### [YOUR TASK]
Would you please copy each line below that includes the string "icon"?
LISTED ENTRIES section start
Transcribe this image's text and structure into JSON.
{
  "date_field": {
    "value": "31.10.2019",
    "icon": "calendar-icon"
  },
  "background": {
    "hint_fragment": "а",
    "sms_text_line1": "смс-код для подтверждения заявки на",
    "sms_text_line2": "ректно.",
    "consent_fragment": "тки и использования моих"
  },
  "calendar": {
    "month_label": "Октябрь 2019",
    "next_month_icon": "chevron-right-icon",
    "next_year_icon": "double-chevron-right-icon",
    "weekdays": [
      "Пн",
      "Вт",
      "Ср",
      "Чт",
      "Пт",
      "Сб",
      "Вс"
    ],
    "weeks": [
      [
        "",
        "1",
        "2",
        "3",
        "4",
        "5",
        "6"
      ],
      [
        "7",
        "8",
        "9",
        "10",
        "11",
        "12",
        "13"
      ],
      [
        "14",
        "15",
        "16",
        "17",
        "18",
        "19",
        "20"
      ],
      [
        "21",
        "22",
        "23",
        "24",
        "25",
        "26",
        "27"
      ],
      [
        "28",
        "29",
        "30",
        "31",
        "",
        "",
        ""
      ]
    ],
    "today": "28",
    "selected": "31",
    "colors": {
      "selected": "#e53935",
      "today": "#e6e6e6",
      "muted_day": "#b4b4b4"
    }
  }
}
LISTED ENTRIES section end
### [SOLUTION BELOW]
    "icon": "calendar-icon"
    "next_month_icon": "chevron-right-icon",
    "next_year_icon": "double-chevron-right-icon",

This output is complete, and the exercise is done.